What is being asked –
What is needed is every line of the material that contains "your".

Given data –
━━━
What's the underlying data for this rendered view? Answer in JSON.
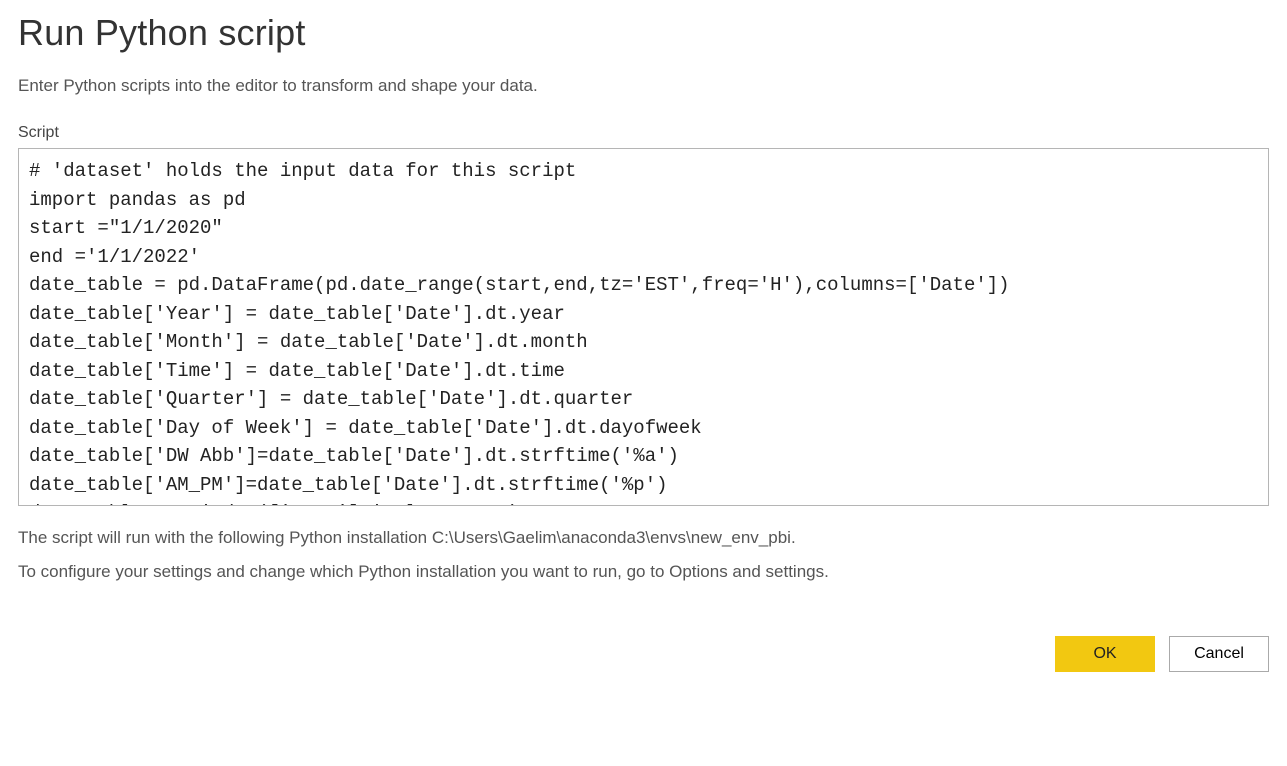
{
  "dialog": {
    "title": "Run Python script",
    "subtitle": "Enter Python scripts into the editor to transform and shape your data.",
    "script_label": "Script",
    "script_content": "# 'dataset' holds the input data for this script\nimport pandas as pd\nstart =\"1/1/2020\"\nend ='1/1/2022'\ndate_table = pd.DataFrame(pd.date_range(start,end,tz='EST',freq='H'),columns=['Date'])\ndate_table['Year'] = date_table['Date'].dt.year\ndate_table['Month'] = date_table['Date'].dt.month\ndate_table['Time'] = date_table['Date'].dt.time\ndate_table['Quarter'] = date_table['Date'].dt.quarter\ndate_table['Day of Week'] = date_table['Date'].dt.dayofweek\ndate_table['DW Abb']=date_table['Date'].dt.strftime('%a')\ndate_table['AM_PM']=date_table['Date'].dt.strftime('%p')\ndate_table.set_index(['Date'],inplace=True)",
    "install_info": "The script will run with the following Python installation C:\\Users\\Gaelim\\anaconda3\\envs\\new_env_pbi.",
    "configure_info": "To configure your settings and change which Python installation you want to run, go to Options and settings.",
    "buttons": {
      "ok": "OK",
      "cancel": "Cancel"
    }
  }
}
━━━
Exercise response –
    "subtitle": "Enter Python scripts into the editor to transform and shape your data.",
    "configure_info": "To configure your settings and change which Python installation you want to run, go to Options and settings.",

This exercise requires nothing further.